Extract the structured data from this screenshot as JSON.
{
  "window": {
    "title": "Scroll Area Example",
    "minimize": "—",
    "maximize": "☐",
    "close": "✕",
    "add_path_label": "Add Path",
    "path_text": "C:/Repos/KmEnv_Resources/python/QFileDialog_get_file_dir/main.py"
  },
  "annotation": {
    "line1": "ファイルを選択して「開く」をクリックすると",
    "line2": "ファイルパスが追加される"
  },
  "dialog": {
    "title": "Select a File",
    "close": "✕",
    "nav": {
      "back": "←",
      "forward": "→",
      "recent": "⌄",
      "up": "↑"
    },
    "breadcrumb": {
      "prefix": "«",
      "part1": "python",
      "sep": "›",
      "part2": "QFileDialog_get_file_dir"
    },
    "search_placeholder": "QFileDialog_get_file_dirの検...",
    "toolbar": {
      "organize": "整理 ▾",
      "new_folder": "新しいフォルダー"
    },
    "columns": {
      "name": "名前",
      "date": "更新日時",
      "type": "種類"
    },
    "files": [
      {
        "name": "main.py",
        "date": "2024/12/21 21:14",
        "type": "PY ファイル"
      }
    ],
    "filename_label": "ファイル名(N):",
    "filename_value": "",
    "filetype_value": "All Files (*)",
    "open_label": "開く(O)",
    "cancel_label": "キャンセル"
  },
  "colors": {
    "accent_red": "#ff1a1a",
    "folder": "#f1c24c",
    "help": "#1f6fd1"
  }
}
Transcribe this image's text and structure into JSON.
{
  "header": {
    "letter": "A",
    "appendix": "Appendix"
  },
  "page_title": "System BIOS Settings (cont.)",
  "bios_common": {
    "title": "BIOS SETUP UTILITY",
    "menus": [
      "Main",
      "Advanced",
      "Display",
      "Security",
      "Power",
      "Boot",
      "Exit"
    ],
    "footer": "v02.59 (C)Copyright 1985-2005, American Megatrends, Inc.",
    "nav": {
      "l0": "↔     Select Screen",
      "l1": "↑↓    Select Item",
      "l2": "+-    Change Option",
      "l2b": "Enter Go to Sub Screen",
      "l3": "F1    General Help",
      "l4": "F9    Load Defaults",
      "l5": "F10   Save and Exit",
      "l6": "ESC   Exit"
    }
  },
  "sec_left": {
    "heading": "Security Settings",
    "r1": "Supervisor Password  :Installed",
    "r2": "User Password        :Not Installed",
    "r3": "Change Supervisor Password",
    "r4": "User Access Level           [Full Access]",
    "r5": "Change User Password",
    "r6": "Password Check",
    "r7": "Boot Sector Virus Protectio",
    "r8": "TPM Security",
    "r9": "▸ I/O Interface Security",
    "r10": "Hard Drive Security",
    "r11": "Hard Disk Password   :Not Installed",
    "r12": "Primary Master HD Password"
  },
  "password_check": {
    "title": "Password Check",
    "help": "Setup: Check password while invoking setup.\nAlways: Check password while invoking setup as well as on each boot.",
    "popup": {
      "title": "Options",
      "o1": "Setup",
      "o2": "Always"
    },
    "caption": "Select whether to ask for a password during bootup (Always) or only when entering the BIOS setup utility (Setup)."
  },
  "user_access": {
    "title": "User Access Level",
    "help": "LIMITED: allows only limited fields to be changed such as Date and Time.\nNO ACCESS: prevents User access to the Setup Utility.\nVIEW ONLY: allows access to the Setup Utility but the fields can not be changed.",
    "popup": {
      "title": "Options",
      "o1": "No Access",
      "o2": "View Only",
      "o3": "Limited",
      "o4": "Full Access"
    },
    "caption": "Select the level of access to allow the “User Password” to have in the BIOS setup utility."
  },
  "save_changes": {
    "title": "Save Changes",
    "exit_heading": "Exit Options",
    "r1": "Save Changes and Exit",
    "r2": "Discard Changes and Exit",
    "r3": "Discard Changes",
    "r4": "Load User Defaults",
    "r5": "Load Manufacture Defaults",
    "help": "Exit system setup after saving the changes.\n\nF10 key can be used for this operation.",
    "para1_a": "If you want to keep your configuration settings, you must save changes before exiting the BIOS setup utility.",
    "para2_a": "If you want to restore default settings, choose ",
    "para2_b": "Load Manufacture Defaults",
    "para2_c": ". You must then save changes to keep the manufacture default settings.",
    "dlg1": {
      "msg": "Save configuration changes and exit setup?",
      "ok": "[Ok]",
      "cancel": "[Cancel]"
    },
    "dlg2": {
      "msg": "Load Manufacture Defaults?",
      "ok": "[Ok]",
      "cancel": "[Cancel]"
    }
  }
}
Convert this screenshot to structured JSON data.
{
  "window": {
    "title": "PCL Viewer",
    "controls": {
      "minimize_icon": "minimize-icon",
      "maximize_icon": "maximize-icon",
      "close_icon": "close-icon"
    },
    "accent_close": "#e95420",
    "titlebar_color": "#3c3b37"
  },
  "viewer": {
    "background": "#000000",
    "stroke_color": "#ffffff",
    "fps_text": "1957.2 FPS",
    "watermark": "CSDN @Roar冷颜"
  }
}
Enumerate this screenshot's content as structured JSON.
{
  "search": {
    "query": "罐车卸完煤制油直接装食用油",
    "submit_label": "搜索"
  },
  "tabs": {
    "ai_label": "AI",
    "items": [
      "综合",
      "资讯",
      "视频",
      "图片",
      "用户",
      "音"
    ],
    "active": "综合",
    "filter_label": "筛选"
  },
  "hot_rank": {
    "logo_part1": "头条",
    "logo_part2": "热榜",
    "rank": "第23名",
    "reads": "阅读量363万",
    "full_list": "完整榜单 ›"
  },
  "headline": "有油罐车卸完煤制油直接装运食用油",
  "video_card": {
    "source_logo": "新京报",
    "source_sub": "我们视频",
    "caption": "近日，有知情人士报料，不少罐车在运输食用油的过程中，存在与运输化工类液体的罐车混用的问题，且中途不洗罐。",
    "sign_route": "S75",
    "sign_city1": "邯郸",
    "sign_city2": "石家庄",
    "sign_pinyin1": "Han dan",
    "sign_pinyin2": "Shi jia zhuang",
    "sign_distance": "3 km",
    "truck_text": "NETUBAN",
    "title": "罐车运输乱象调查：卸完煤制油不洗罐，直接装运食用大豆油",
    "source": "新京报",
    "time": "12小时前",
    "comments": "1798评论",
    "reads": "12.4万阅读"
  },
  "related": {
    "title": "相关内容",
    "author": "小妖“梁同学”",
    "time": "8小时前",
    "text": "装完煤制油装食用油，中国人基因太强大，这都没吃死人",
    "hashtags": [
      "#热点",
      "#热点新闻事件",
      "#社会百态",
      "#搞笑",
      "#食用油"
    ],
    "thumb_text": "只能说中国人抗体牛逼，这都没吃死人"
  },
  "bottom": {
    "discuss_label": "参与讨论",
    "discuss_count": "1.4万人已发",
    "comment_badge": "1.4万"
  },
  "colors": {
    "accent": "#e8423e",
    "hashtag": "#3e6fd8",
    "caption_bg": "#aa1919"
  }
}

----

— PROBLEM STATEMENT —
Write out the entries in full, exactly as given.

— SOLUTION TO THE PROBLEM —
Extract the structured data from this screenshot as JSON.
{
  "window": {
    "title": "Scroll Area Example",
    "minimize": "—",
    "maximize": "☐",
    "close": "✕",
    "add_path_label": "Add Path",
    "path_text": "C:/Repos/KmEnv_Resources/python/QFileDialog_get_file_dir/main.py"
  },
  "annotation": {
    "line1": "ファイルを選択して「開く」をクリックすると",
    "line2": "ファイルパスが追加される"
  },
  "dialog": {
    "title": "Select a File",
    "close": "✕",
    "nav": {
      "back": "←",
      "forward": "→",
      "recent": "⌄",
      "up": "↑"
    },
    "breadcrumb": {
      "prefix": "«",
      "part1": "python",
      "sep": "›",
      "part2": "QFileDialog_get_file_dir"
    },
    "search_placeholder": "QFileDialog_get_file_dirの検...",
    "toolbar": {
      "organize": "整理 ▾",
      "new_folder": "新しいフォルダー"
    },
    "columns": {
      "name": "名前",
      "date": "更新日時",
      "type": "種類"
    },
    "files": [
      {
        "name": "main.py",
        "date": "2024/12/21 21:14",
        "type": "PY ファイル"
      }
    ],
    "filename_label": "ファイル名(N):",
    "filename_value": "",
    "filetype_value": "All Files (*)",
    "open_label": "開く(O)",
    "cancel_label": "キャンセル"
  },
  "colors": {
    "accent_red": "#ff1a1a",
    "folder": "#f1c24c",
    "help": "#1f6fd1"
  }
}
Transcribe this image's text and structure into JSON.
{
  "header": {
    "letter": "A",
    "appendix": "Appendix"
  },
  "page_title": "System BIOS Settings (cont.)",
  "bios_common": {
    "title": "BIOS SETUP UTILITY",
    "menus": [
      "Main",
      "Advanced",
      "Display",
      "Security",
      "Power",
      "Boot",
      "Exit"
    ],
    "footer": "v02.59 (C)Copyright 1985-2005, American Megatrends, Inc.",
    "nav": {
      "l0": "↔     Select Screen",
      "l1": "↑↓    Select Item",
      "l2": "+-    Change Option",
      "l2b": "Enter Go to Sub Screen",
      "l3": "F1    General Help",
      "l4": "F9    Load Defaults",
      "l5": "F10   Save and Exit",
      "l6": "ESC   Exit"
    }
  },
  "sec_left": {
    "heading": "Security Settings",
    "r1": "Supervisor Password  :Installed",
    "r2": "User Password        :Not Installed",
    "r3": "Change Supervisor Password",
    "r4": "User Access Level           [Full Access]",
    "r5": "Change User Password",
    "r6": "Password Check",
    "r7": "Boot Sector Virus Protectio",
    "r8": "TPM Security",
    "r9": "▸ I/O Interface Security",
    "r10": "Hard Drive Security",
    "r11": "Hard Disk Password   :Not Installed",
    "r12": "Primary Master HD Password"
  },
  "password_check": {
    "title": "Password Check",
    "help": "Setup: Check password while invoking setup.\nAlways: Check password while invoking setup as well as on each boot.",
    "popup": {
      "title": "Options",
      "o1": "Setup",
      "o2": "Always"
    },
    "caption": "Select whether to ask for a password during bootup (Always) or only when entering the BIOS setup utility (Setup)."
  },
  "user_access": {
    "title": "User Access Level",
    "help": "LIMITED: allows only limited fields to be changed such as Date and Time.\nNO ACCESS: prevents User access to the Setup Utility.\nVIEW ONLY: allows access to the Setup Utility but the fields can not be changed.",
    "popup": {
      "title": "Options",
      "o1": "No Access",
      "o2": "View Only",
      "o3": "Limited",
      "o4": "Full Access"
    },
    "caption": "Select the level of access to allow the “User Password” to have in the BIOS setup utility."
  },
  "save_changes": {
    "title": "Save Changes",
    "exit_heading": "Exit Options",
    "r1": "Save Changes and Exit",
    "r2": "Discard Changes and Exit",
    "r3": "Discard Changes",
    "r4": "Load User Defaults",
    "r5": "Load Manufacture Defaults",
    "help": "Exit system setup after saving the changes.\n\nF10 key can be used for this operation.",
    "para1_a": "If you want to keep your configuration settings, you must save changes before exiting the BIOS setup utility.",
    "para2_a": "If you want to restore default settings, choose ",
    "para2_b": "Load Manufacture Defaults",
    "para2_c": ". You must then save changes to keep the manufacture default settings.",
    "dlg1": {
      "msg": "Save configuration changes and exit setup?",
      "ok": "[Ok]",
      "cancel": "[Cancel]"
    },
    "dlg2": {
      "msg": "Load Manufacture Defaults?",
      "ok": "[Ok]",
      "cancel": "[Cancel]"
    }
  }
}
Convert this screenshot to structured JSON data.
{
  "window": {
    "title": "PCL Viewer",
    "controls": {
      "minimize_icon": "minimize-icon",
      "maximize_icon": "maximize-icon",
      "close_icon": "close-icon"
    },
    "accent_close": "#e95420",
    "titlebar_color": "#3c3b37"
  },
  "viewer": {
    "background": "#000000",
    "stroke_color": "#ffffff",
    "fps_text": "1957.2 FPS",
    "watermark": "CSDN @Roar冷颜"
  }
}
Enumerate this screenshot's content as structured JSON.
{
  "search": {
    "query": "罐车卸完煤制油直接装食用油",
    "submit_label": "搜索"
  },
  "tabs": {
    "ai_label": "AI",
    "items": [
      "综合",
      "资讯",
      "视频",
      "图片",
      "用户",
      "音"
    ],
    "active": "综合",
    "filter_label": "筛选"
  },
  "hot_rank": {
    "logo_part1": "头条",
    "logo_part2": "热榜",
    "rank": "第23名",
    "reads": "阅读量363万",
    "full_list": "完整榜单 ›"
  },
  "headline": "有油罐车卸完煤制油直接装运食用油",
  "video_card": {
    "source_logo": "新京报",
    "source_sub": "我们视频",
    "caption": "近日，有知情人士报料，不少罐车在运输食用油的过程中，存在与运输化工类液体的罐车混用的问题，且中途不洗罐。",
    "sign_route": "S75",
    "sign_city1": "邯郸",
    "sign_city2": "石家庄",
    "sign_pinyin1": "Han dan",
    "sign_pinyin2": "Shi jia zhuang",
    "sign_distance": "3 km",
    "truck_text": "NETUBAN",
    "title": "罐车运输乱象调查：卸完煤制油不洗罐，直接装运食用大豆油",
    "source": "新京报",
    "time": "12小时前",
    "comments": "1798评论",
    "reads": "12.4万阅读"
  },
  "related": {
    "title": "相关内容",
    "author": "小妖“梁同学”",
    "time": "8小时前",
    "text": "装完煤制油装食用油，中国人基因太强大，这都没吃死人",
    "hashtags": [
      "#热点",
      "#热点新闻事件",
      "#社会百态",
      "#搞笑",
      "#食用油"
    ],
    "thumb_text": "只能说中国人抗体牛逼，这都没吃死人"
  },
  "bottom": {
    "discuss_label": "参与讨论",
    "discuss_count": "1.4万人已发",
    "comment_badge": "1.4万"
  },
  "colors": {
    "accent": "#e8423e",
    "hashtag": "#3e6fd8",
    "caption_bg": "#aa1919"
  }
}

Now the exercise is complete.